The trailer: Scene 1) Amicable priest gives old-school rendering of the snares of the devil, who appearing in many different guises leads us to perdition, that is, unless we have recourse to God’s help. Scene 2) 14 year old Maria, taking this to heart, won’t participate in gym class with rock music, whose “satanic rhythms” she objects to - whereupon she gets interrogated by her teacher and mocked by her peers. Scene 3) Maria gets excoriated by her mother when she timidly announces she wants to sing gospel music - to the peril, as her mother puts it, of her immortal soul. The voice-over intimates a tragic outcome. Trailer ends.
Sigh. Another assault on traditional Catholicism? But how exactly does today’s crop of Germans claim to know what traditional Catholicism even looks like, let alone name its potential pitfalls? German Catholicism has been under the spell of secular ideology for generations, thanks in part to the generous church tax which has effectually incentivized lax teaching. Of those who still identify as Catholic, few even attend mass, and of those, very few genuinely struggle with the full content of Catholic teachings.
The voice-over tells us that Maria belongs specifically to the “Paulsbrüder”, which we should understand as the real-world “Piusbrüder”, that is, the Society of Saint Pius X (SSPX), a traditionalist faction that broke from Rome in the 1970’s. It’s hard to get a sense of how large the SSPX exactly is, but in Germany they do have one seminary and some amount of the 600,000 lay adherents worldwide. In all, a small presence. Reading further between the lines, it’s not a stretch to see the Paulsbrüder as a stand-in for anyone with a traditional orientation towards Catholicism.
And this is compounded by the pervasive German phobia of Sekten (sects), which for them includes anything lying outside of widely acknowledged institutions. Many bristle at Tom Cruise movies due to his involvement in Scientology, for example.
Er kaempft unter vielen Flaggen, the priest says of the devil, he campaigns, or battles, under many flags. Or, we might say, his only loyalty is to destruction. Yes, we should add, even within the life of religion itself, warping the universal vocation to holiness into a channel for humiliating power struggles. If anything, the mother’s heartless rebuke vindicates priest’s teaching on evil. (Grant that I not so much seek to be understood but to understand, right?). But here we are prompted to see it as a consequence of that teaching.
Typecasting traditional religion as intolerant and psychically warping? Blurring the broad lines between lived religion and maternal abuse? Playing the old religion-as-repression card? Insinuating that it is reference to positive evil, and not evil itself, that degrades human nature? Why would the Germans need a movie like this at all?
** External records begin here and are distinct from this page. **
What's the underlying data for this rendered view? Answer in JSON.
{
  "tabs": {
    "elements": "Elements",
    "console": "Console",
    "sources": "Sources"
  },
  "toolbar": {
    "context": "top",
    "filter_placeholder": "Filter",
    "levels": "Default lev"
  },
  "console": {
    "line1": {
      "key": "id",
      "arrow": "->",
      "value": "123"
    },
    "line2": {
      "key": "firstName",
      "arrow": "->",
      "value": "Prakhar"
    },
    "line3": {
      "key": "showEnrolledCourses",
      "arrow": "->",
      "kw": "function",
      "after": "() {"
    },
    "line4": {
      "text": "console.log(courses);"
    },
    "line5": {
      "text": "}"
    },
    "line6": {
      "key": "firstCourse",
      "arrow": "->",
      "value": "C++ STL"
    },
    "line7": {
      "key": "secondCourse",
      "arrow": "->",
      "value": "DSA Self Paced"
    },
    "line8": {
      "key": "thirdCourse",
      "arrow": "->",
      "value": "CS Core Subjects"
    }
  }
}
It’s not like this is a contended issue in secular Germany anymore: religion there is passé. Why re-vanquish an already vanquished enemy - except in order to go ahead and do what you were going to do anyway, but now mit gutem Gewissen? Or rather, with an even clearer conscience - because, now it would appear, the old enemy wasn't just outdated but downright evil. If there were such a thing. Again, I certainly hope the movie turns out to be more probing than the trailer promises. Knowing German cinema, which routinely blows me away (I still can’t get over Der Untergang), there is certainly a good chance it will.